> [SUPPLIED MATERIAL]
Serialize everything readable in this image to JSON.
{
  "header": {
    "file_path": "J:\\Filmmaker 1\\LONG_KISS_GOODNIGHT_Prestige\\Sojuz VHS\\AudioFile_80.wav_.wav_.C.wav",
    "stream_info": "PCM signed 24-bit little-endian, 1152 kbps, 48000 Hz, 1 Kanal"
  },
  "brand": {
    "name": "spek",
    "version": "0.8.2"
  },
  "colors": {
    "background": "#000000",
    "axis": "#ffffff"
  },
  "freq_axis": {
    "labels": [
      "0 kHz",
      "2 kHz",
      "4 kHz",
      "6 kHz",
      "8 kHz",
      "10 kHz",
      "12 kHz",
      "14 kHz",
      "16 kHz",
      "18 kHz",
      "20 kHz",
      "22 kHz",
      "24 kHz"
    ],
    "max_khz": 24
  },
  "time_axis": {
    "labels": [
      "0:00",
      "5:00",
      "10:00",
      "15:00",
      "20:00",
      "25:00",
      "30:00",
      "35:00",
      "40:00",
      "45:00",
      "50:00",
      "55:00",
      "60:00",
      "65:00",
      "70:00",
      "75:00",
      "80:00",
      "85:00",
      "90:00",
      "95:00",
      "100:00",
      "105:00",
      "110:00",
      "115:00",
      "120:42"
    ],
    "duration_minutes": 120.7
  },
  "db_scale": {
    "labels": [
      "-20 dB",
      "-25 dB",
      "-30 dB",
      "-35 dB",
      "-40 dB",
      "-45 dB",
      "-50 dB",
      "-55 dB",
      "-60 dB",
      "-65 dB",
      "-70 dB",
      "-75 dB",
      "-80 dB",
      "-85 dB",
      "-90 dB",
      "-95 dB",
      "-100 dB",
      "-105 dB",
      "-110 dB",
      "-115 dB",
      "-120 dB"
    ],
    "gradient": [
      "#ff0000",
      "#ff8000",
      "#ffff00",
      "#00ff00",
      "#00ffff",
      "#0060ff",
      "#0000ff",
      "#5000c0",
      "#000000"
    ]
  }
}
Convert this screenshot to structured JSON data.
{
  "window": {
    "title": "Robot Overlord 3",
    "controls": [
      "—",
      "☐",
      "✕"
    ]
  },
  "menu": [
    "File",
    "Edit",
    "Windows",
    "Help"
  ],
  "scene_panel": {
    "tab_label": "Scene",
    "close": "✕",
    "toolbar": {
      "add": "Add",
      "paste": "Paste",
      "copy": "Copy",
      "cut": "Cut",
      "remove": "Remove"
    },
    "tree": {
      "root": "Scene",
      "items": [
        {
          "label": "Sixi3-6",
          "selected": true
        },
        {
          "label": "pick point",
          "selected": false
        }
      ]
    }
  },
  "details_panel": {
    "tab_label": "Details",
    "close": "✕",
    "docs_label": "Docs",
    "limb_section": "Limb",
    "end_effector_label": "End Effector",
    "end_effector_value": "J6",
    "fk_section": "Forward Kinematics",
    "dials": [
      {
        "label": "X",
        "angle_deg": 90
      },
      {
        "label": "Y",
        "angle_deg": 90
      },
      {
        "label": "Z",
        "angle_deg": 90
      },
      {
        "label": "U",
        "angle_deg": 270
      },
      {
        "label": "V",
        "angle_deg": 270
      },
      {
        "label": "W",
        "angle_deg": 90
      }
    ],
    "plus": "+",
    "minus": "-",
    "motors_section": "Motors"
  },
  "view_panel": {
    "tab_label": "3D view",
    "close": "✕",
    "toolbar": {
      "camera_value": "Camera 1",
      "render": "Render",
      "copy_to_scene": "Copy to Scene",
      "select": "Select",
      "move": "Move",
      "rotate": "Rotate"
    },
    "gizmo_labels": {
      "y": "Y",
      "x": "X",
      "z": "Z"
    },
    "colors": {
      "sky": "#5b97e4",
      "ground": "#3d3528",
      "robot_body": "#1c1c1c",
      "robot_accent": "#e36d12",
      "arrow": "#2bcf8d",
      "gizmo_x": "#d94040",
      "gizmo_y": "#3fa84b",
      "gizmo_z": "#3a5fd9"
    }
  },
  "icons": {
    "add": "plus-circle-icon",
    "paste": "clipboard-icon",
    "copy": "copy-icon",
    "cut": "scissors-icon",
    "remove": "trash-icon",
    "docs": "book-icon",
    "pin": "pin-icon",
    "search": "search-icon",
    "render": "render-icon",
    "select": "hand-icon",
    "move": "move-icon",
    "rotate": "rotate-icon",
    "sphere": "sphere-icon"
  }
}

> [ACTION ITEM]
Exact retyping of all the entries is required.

> [SOLUTION FOR THIS TASK]
Serialize everything readable in this image to JSON.
{
  "header": {
    "file_path": "J:\\Filmmaker 1\\LONG_KISS_GOODNIGHT_Prestige\\Sojuz VHS\\AudioFile_80.wav_.wav_.C.wav",
    "stream_info": "PCM signed 24-bit little-endian, 1152 kbps, 48000 Hz, 1 Kanal"
  },
  "brand": {
    "name": "spek",
    "version": "0.8.2"
  },
  "colors": {
    "background": "#000000",
    "axis": "#ffffff"
  },
  "freq_axis": {
    "labels": [
      "0 kHz",
      "2 kHz",
      "4 kHz",
      "6 kHz",
      "8 kHz",
      "10 kHz",
      "12 kHz",
      "14 kHz",
      "16 kHz",
      "18 kHz",
      "20 kHz",
      "22 kHz",
      "24 kHz"
    ],
    "max_khz": 24
  },
  "time_axis": {
    "labels": [
      "0:00",
      "5:00",
      "10:00",
      "15:00",
      "20:00",
      "25:00",
      "30:00",
      "35:00",
      "40:00",
      "45:00",
      "50:00",
      "55:00",
      "60:00",
      "65:00",
      "70:00",
      "75:00",
      "80:00",
      "85:00",
      "90:00",
      "95:00",
      "100:00",
      "105:00",
      "110:00",
      "115:00",
      "120:42"
    ],
    "duration_minutes": 120.7
  },
  "db_scale": {
    "labels": [
      "-20 dB",
      "-25 dB",
      "-30 dB",
      "-35 dB",
      "-40 dB",
      "-45 dB",
      "-50 dB",
      "-55 dB",
      "-60 dB",
      "-65 dB",
      "-70 dB",
      "-75 dB",
      "-80 dB",
      "-85 dB",
      "-90 dB",
      "-95 dB",
      "-100 dB",
      "-105 dB",
      "-110 dB",
      "-115 dB",
      "-120 dB"
    ],
    "gradient": [
      "#ff0000",
      "#ff8000",
      "#ffff00",
      "#00ff00",
      "#00ffff",
      "#0060ff",
      "#0000ff",
      "#5000c0",
      "#000000"
    ]
  }
}
Convert this screenshot to structured JSON data.
{
  "window": {
    "title": "Robot Overlord 3",
    "controls": [
      "—",
      "☐",
      "✕"
    ]
  },
  "menu": [
    "File",
    "Edit",
    "Windows",
    "Help"
  ],
  "scene_panel": {
    "tab_label": "Scene",
    "close": "✕",
    "toolbar": {
      "add": "Add",
      "paste": "Paste",
      "copy": "Copy",
      "cut": "Cut",
      "remove": "Remove"
    },
    "tree": {
      "root": "Scene",
      "items": [
        {
          "label": "Sixi3-6",
          "selected": true
        },
        {
          "label": "pick point",
          "selected": false
        }
      ]
    }
  },
  "details_panel": {
    "tab_label": "Details",
    "close": "✕",
    "docs_label": "Docs",
    "limb_section": "Limb",
    "end_effector_label": "End Effector",
    "end_effector_value": "J6",
    "fk_section": "Forward Kinematics",
    "dials": [
      {
        "label": "X",
        "angle_deg": 90
      },
      {
        "label": "Y",
        "angle_deg": 90
      },
      {
        "label": "Z",
        "angle_deg": 90
      },
      {
        "label": "U",
        "angle_deg": 270
      },
      {
        "label": "V",
        "angle_deg": 270
      },
      {
        "label": "W",
        "angle_deg": 90
      }
    ],
    "plus": "+",
    "minus": "-",
    "motors_section": "Motors"
  },
  "view_panel": {
    "tab_label": "3D view",
    "close": "✕",
    "toolbar": {
      "camera_value": "Camera 1",
      "render": "Render",
      "copy_to_scene": "Copy to Scene",
      "select": "Select",
      "move": "Move",
      "rotate": "Rotate"
    },
    "gizmo_labels": {
      "y": "Y",
      "x": "X",
      "z": "Z"
    },
    "colors": {
      "sky": "#5b97e4",
      "ground": "#3d3528",
      "robot_body": "#1c1c1c",
      "robot_accent": "#e36d12",
      "arrow": "#2bcf8d",
      "gizmo_x": "#d94040",
      "gizmo_y": "#3fa84b",
      "gizmo_z": "#3a5fd9"
    }
  },
  "icons": {
    "add": "plus-circle-icon",
    "paste": "clipboard-icon",
    "copy": "copy-icon",
    "cut": "scissors-icon",
    "remove": "trash-icon",
    "docs": "book-icon",
    "pin": "pin-icon",
    "search": "search-icon",
    "render": "render-icon",
    "select": "hand-icon",
    "move": "move-icon",
    "rotate": "rotate-icon",
    "sphere": "sphere-icon"
  }
}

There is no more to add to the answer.